:: Problem ::
Below are records to write out again, exactly as they read.

:: Available data ::

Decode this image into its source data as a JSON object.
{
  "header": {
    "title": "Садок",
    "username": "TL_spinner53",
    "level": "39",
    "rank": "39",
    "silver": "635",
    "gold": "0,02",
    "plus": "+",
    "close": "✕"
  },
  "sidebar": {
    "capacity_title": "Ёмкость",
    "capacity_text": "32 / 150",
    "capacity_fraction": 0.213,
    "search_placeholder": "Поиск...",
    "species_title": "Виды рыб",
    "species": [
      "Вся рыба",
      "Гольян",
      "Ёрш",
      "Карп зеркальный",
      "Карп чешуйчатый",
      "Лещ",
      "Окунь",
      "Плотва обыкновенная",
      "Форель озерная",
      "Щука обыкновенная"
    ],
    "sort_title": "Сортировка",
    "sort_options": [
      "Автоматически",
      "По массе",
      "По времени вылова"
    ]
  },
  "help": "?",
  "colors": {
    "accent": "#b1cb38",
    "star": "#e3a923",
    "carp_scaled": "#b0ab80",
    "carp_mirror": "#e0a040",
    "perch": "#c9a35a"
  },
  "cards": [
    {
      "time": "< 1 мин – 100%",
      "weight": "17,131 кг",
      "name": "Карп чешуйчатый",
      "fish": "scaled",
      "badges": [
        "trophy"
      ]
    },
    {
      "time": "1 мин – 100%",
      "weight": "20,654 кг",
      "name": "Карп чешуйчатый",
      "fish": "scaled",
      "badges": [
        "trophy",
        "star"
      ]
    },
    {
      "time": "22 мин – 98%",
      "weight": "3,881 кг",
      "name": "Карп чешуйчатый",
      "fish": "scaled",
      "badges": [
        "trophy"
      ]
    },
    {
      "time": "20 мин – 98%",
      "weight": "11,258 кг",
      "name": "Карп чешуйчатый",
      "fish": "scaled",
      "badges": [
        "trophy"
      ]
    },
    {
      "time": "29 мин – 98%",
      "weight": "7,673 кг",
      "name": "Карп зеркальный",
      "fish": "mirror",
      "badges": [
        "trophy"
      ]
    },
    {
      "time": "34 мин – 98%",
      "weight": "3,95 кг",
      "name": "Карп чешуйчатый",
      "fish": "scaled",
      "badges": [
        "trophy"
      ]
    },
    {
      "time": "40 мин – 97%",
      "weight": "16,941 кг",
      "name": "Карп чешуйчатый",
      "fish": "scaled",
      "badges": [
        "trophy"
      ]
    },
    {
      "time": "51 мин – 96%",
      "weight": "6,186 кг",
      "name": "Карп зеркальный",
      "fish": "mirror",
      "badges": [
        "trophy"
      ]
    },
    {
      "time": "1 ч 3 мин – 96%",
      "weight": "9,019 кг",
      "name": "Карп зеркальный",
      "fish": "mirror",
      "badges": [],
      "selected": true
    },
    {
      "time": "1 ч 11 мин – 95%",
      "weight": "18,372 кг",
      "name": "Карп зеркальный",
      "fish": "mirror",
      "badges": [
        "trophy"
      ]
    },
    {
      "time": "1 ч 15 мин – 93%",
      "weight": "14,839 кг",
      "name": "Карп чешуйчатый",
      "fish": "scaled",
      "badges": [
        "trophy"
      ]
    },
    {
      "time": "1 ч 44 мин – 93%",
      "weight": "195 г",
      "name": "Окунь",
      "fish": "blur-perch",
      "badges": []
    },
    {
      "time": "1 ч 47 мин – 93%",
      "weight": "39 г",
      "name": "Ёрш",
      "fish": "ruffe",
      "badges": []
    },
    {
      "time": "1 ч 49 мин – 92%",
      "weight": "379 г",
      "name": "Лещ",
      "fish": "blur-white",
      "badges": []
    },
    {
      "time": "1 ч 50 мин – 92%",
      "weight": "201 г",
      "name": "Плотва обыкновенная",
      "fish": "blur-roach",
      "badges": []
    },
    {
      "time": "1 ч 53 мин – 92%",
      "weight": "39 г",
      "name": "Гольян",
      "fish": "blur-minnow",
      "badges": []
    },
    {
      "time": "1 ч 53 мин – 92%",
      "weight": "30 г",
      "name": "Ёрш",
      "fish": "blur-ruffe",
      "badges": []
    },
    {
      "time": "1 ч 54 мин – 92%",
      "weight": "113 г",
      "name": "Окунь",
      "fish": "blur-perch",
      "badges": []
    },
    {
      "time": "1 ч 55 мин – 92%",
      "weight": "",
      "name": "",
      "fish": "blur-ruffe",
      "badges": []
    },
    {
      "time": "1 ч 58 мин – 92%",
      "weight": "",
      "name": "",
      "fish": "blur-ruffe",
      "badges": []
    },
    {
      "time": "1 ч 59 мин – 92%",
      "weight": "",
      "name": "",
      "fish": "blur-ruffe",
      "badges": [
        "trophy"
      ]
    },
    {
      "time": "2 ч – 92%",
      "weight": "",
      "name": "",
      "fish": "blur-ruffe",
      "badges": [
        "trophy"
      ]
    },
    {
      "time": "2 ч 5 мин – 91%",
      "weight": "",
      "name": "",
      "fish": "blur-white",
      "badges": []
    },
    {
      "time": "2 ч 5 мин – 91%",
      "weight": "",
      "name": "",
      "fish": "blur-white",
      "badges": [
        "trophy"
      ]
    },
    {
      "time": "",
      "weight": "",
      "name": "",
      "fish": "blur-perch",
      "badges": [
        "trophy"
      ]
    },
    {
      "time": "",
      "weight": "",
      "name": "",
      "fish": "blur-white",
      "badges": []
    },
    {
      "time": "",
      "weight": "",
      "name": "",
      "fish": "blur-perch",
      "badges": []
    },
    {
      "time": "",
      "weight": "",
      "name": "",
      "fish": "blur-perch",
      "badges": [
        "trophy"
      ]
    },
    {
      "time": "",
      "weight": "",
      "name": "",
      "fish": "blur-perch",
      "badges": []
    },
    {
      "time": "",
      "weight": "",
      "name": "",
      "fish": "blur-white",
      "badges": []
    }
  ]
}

:: Exercise response ::
Decode this image into its source data as a JSON object.
{
  "header": {
    "title": "Садок",
    "username": "TL_spinner53",
    "level": "39",
    "rank": "39",
    "silver": "635",
    "gold": "0,02",
    "plus": "+",
    "close": "✕"
  },
  "sidebar": {
    "capacity_title": "Ёмкость",
    "capacity_text": "32 / 150",
    "capacity_fraction": 0.213,
    "search_placeholder": "Поиск...",
    "species_title": "Виды рыб",
    "species": [
      "Вся рыба",
      "Гольян",
      "Ёрш",
      "Карп зеркальный",
      "Карп чешуйчатый",
      "Лещ",
      "Окунь",
      "Плотва обыкновенная",
      "Форель озерная",
      "Щука обыкновенная"
    ],
    "sort_title": "Сортировка",
    "sort_options": [
      "Автоматически",
      "По массе",
      "По времени вылова"
    ]
  },
  "help": "?",
  "colors": {
    "accent": "#b1cb38",
    "star": "#e3a923",
    "carp_scaled": "#b0ab80",
    "carp_mirror": "#e0a040",
    "perch": "#c9a35a"
  },
  "cards": [
    {
      "time": "< 1 мин – 100%",
      "weight": "17,131 кг",
      "name": "Карп чешуйчатый",
      "fish": "scaled",
      "badges": [
        "trophy"
      ]
    },
    {
      "time": "1 мин – 100%",
      "weight": "20,654 кг",
      "name": "Карп чешуйчатый",
      "fish": "scaled",
      "badges": [
        "trophy",
        "star"
      ]
    },
    {
      "time": "22 мин – 98%",
      "weight": "3,881 кг",
      "name": "Карп чешуйчатый",
      "fish": "scaled",
      "badges": [
        "trophy"
      ]
    },
    {
      "time": "20 мин – 98%",
      "weight": "11,258 кг",
      "name": "Карп чешуйчатый",
      "fish": "scaled",
      "badges": [
        "trophy"
      ]
    },
    {
      "time": "29 мин – 98%",
      "weight": "7,673 кг",
      "name": "Карп зеркальный",
      "fish": "mirror",
      "badges": [
        "trophy"
      ]
    },
    {
      "time": "34 мин – 98%",
      "weight": "3,95 кг",
      "name": "Карп чешуйчатый",
      "fish": "scaled",
      "badges": [
        "trophy"
      ]
    },
    {
      "time": "40 мин – 97%",
      "weight": "16,941 кг",
      "name": "Карп чешуйчатый",
      "fish": "scaled",
      "badges": [
        "trophy"
      ]
    },
    {
      "time": "51 мин – 96%",
      "weight": "6,186 кг",
      "name": "Карп зеркальный",
      "fish": "mirror",
      "badges": [
        "trophy"
      ]
    },
    {
      "time": "1 ч 3 мин – 96%",
      "weight": "9,019 кг",
      "name": "Карп зеркальный",
      "fish": "mirror",
      "badges": [],
      "selected": true
    },
    {
      "time": "1 ч 11 мин – 95%",
      "weight": "18,372 кг",
      "name": "Карп зеркальный",
      "fish": "mirror",
      "badges": [
        "trophy"
      ]
    },
    {
      "time": "1 ч 15 мин – 93%",
      "weight": "14,839 кг",
      "name": "Карп чешуйчатый",
      "fish": "scaled",
      "badges": [
        "trophy"
      ]
    },
    {
      "time": "1 ч 44 мин – 93%",
      "weight": "195 г",
      "name": "Окунь",
      "fish": "blur-perch",
      "badges": []
    },
    {
      "time": "1 ч 47 мин – 93%",
      "weight": "39 г",
      "name": "Ёрш",
      "fish": "ruffe",
      "badges": []
    },
    {
      "time": "1 ч 49 мин – 92%",
      "weight": "379 г",
      "name": "Лещ",
      "fish": "blur-white",
      "badges": []
    },
    {
      "time": "1 ч 50 мин – 92%",
      "weight": "201 г",
      "name": "Плотва обыкновенная",
      "fish": "blur-roach",
      "badges": []
    },
    {
      "time": "1 ч 53 мин – 92%",
      "weight": "39 г",
      "name": "Гольян",
      "fish": "blur-minnow",
      "badges": []
    },
    {
      "time": "1 ч 53 мин – 92%",
      "weight": "30 г",
      "name": "Ёрш",
      "fish": "blur-ruffe",
      "badges": []
    },
    {
      "time": "1 ч 54 мин – 92%",
      "weight": "113 г",
      "name": "Окунь",
      "fish": "blur-perch",
      "badges": []
    },
    {
      "time": "1 ч 55 мин – 92%",
      "weight": "",
      "name": "",
      "fish": "blur-ruffe",
      "badges": []
    },
    {
      "time": "1 ч 58 мин – 92%",
      "weight": "",
      "name": "",
      "fish": "blur-ruffe",
      "badges": []
    },
    {
      "time": "1 ч 59 мин – 92%",
      "weight": "",
      "name": "",
      "fish": "blur-ruffe",
      "badges": [
        "trophy"
      ]
    },
    {
      "time": "2 ч – 92%",
      "weight": "",
      "name": "",
      "fish": "blur-ruffe",
      "badges": [
        "trophy"
      ]
    },
    {
      "time": "2 ч 5 мин – 91%",
      "weight": "",
      "name": "",
      "fish": "blur-white",
      "badges": []
    },
    {
      "time": "2 ч 5 мин – 91%",
      "weight": "",
      "name": "",
      "fish": "blur-white",
      "badges": [
        "trophy"
      ]
    },
    {
      "time": "",
      "weight": "",
      "name": "",
      "fish": "blur-perch",
      "badges": [
        "trophy"
      ]
    },
    {
      "time": "",
      "weight": "",
      "name": "",
      "fish": "blur-white",
      "badges": []
    },
    {
      "time": "",
      "weight": "",
      "name": "",
      "fish": "blur-perch",
      "badges": []
    },
    {
      "time": "",
      "weight": "",
      "name": "",
      "fish": "blur-perch",
      "badges": [
        "trophy"
      ]
    },
    {
      "time": "",
      "weight": "",
      "name": "",
      "fish": "blur-perch",
      "badges": []
    },
    {
      "time": "",
      "weight": "",
      "name": "",
      "fish": "blur-white",
      "badges": []
    }
  ]
}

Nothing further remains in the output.